"Call me old school, but who would you pick first?"
McClendon still finds value in simple, cut-and-dried stats like batting average, home runs and runs batted in. Last season, Detroit Tigers third baseman Cabrera led the American League in all three of those categories, becoming the first MLB player in 45 years to win the Triple Crown.
"He has come a long way, not only as a player but as a person," said McClendon, who's Cabrera's hitting coach in Detroit. "He's managed to put the alcohol and family problems he had several years ago behind him and straighten himself out."
During the offseason, McClendon trained other "Triple Crown" players, offering lessons for all ages at Triple Crown Valparaiso Baseball and Softball Training Center.
"It's been a joy working with these kids," said McClendon, who gave his final lessons of the offseason on Feb. 4 before leaving for Lakeland, Fla., to get ready for spring training. "They actually energize and inspire me with their passion for the game."
One of the players McClendon has been working with at Triple Crown is Purdue North Central NAIA All-American catcher Ched Gaskin.
"Before I came to Lloyd, I was just a free swinger," said Gaskin, a Breighton, Mich. resident, who was named PNC Athlete of the Year last spring after hitting .412 (.612 slugging percentage) with eight home runs and 73 RBIs for the Panthers.
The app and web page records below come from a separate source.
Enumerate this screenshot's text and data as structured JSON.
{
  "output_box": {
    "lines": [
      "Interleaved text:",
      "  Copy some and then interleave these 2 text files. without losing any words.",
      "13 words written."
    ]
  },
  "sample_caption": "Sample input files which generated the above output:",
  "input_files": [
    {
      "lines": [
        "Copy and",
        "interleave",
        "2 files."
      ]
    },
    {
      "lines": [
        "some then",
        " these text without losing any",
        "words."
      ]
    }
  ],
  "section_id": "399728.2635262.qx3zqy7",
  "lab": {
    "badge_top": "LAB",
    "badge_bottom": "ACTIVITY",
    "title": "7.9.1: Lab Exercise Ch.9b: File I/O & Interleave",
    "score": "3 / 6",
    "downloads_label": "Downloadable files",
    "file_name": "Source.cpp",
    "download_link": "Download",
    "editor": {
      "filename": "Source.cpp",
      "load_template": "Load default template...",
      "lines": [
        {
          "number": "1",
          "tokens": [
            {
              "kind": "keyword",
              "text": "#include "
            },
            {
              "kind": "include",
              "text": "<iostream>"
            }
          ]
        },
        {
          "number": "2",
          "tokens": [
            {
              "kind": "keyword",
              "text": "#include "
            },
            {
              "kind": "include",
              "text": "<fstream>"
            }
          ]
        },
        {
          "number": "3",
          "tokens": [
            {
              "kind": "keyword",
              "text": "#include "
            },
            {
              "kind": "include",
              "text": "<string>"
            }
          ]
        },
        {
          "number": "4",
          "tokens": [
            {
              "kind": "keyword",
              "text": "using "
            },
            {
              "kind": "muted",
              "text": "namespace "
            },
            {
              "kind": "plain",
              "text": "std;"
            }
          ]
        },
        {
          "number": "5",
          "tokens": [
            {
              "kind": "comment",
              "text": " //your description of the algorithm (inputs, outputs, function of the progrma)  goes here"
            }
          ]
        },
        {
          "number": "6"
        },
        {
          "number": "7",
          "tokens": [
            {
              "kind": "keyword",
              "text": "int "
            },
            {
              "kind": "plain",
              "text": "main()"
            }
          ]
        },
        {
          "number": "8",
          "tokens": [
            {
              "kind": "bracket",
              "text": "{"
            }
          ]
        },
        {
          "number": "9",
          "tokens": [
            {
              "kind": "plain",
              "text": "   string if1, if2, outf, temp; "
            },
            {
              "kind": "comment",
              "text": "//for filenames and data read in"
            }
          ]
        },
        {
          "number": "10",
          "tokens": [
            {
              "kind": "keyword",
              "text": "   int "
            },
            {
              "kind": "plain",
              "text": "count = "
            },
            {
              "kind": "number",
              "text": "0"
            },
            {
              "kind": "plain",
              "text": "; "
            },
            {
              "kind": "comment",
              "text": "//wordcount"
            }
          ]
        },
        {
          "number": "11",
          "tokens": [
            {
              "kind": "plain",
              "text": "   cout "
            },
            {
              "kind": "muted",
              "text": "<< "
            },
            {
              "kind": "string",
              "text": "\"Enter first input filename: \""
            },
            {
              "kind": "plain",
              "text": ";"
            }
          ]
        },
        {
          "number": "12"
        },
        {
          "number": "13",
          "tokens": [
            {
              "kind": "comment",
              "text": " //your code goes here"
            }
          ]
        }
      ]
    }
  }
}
"He has since helped me channel my aggression more efficiently."
Mike Ritthaler, who co-owns Triple Crown with his wife Kari, said McClendon's hitting lessons had been booked solid throughout the winter.
"We also already have a good response for Steve Trout," Ritthaler said of the former Chicago Cubs and White Sox pitcher, who was due to give one-and-one and small group lessons at Triple Crown.
"The business they attract has helped us to continue to grow," Ritthaler said while referencing the renovation project in progress to add more space to the center's original building. Two years ago, Triple Crown added another building for team training and practices.
"We have four (Triple Crown) softball teams, and three baseball teams," Ritthaler said. "They've all been doing real well."
Last season, McClendon's team did real well, although the Tigers seemed snake-bitten while being swept by the San Francisco Giants in the World Series.
"Some people attributed it to rust and the long layoff," McClendon said of the Tigers' downtime after sweeping the New York Yankees for the American League pennant and then watching the Giants battle back from a 3-1 deficit against the St. Louis Cardinals in the National League Championship Series.
"But really, let's give the Giants their due. They earned it," McClendon said. "Things didn't turn out the way we liked, but we still had a wonderful season being one of two teams left standing out of 30.
"That being said, yes, we are anxious to get back at it. We've just got (all-star outfielder) Torii Hunter ... we're going to have (all-star second baseman) Omar Infante for a whole season. We've got (2012 MVP Miguel) Cabrera, (three-time Silver Slugger winner) Prince Fielder, (2011 Cy Young winner Justin) Verlander ... "
Things could be worse.